◆ Exercise
Count the lines below that contain "title". Answer with the number alone.
** Listed entries follows **
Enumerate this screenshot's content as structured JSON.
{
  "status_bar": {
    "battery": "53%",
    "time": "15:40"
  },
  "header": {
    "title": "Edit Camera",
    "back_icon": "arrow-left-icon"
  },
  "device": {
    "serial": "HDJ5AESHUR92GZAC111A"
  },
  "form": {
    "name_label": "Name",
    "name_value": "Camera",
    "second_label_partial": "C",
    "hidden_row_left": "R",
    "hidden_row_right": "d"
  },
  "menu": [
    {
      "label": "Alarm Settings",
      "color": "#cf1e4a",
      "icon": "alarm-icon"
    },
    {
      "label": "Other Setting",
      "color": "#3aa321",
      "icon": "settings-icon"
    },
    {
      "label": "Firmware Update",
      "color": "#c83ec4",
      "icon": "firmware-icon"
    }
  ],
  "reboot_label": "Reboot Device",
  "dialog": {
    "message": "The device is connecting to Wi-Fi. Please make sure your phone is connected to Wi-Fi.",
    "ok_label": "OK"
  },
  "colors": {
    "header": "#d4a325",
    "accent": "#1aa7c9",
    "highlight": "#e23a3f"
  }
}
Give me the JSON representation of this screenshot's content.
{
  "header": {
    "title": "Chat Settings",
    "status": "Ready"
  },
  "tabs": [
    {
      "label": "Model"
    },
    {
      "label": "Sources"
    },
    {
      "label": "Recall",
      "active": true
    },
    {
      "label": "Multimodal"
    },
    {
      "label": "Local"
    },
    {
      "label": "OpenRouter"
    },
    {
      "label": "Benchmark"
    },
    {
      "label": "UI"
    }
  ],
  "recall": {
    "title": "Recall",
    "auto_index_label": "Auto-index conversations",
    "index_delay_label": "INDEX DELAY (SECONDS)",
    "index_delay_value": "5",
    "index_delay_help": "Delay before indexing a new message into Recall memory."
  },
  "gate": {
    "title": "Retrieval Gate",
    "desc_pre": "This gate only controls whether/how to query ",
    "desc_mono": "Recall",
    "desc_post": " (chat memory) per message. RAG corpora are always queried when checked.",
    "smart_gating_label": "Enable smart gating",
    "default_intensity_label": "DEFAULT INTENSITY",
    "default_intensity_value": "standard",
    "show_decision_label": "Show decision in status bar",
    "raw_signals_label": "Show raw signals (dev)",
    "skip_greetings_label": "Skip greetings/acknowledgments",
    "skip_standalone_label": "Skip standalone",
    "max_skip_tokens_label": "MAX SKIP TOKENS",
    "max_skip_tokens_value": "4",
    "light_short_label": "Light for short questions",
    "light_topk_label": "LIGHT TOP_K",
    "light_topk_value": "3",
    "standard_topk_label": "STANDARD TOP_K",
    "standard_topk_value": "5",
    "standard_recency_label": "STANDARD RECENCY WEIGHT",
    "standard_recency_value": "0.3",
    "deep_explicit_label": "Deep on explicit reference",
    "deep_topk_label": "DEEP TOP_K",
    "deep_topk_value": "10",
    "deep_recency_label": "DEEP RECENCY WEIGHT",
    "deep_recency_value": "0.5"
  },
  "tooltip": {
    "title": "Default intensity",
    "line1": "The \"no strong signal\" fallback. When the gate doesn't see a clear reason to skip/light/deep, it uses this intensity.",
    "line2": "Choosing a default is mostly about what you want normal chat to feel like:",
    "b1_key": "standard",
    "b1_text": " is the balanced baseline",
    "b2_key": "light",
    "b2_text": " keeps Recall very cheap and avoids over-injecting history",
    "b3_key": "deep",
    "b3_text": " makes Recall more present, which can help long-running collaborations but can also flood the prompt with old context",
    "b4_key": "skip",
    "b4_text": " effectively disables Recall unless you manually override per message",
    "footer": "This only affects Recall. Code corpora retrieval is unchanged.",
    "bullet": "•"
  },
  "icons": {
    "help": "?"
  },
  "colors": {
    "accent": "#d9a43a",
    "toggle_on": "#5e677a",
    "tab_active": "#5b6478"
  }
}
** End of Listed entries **
◆ Answer section
5